4.4  If you have ever been registered as an officer of a company that has filed for bankruptcy, or if you have ever litigated on behalf of a company filing for bankruptcy, or ever acted on behalf of a bankrupt company to liquidate debts, or sat as a judge who ordered a company's bankruptcy, then you may not create a Facebook account.  Sorry; you failed.

Cast your vote, and say silly things like them.


( 4 comments — Leave a comment )
Apr. 17th, 2009 07:39 pm (UTC)
The United States of Facebook

How many votes does it take to ratify the "Document of Governance?"
Apr. 17th, 2009 11:10 pm (UTC)
Apr. 20th, 2009 08:10 pm (UTC)
The later is unnecessary given the former.

No. You could be a sex offender without using facebook to do it. i.e. You could take your clothes off and strip across a football field and be convicted as a sex offender.
Apr. 21st, 2009 03:00 am (UTC)
This is why philosophers ... suck. Context obviates the intent of the rules as 'use of Facebook'. One cannot use Facebook whilst flashing football kids; one can post pictures of yourself mooning the audience. My point was why separate one kind of felon that is contextually meaningful to Facebook, like fraud? or theft? It was probably put there to satisfy parents, but Facebook could stick to its guns and require a minimum age of 18.
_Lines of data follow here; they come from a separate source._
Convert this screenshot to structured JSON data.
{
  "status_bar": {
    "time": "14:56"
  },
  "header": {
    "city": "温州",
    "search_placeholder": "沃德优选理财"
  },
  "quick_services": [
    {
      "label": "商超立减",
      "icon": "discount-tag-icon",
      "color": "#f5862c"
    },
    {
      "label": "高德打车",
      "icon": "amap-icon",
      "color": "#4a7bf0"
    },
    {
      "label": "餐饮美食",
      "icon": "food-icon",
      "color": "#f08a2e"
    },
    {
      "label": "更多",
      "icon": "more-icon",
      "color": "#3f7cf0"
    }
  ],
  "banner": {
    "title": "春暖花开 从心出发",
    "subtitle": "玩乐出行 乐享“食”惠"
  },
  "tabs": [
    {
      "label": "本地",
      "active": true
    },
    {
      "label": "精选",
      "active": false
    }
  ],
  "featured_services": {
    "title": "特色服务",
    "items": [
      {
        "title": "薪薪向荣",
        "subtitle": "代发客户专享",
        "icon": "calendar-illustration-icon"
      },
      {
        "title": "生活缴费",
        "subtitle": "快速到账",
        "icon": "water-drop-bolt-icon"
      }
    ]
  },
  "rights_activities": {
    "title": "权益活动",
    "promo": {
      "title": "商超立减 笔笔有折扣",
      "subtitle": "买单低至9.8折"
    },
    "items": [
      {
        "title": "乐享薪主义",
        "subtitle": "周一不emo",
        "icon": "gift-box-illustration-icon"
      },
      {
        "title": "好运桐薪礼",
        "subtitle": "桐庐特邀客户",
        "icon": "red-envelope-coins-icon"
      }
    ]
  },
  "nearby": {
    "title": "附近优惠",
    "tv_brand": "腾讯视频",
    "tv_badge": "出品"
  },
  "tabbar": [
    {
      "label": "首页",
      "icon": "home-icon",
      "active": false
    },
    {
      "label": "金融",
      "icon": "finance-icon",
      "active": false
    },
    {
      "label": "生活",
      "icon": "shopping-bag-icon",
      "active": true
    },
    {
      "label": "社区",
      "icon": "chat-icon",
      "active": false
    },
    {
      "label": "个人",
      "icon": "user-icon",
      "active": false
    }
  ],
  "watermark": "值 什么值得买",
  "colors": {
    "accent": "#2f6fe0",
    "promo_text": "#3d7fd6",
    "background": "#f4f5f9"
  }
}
Note that the rules actually imply that posting a picture, even privately, implies that no one can steal it. However, posting a private picture of one's bum and a 13 year old member somehow looking at it -- despite hacking or fraud or however they got to it -- could spell time in the slammer for *you*. The rules have gone too far in seeming to protect while actually protecting people less.
( 4 comments — Leave a comment )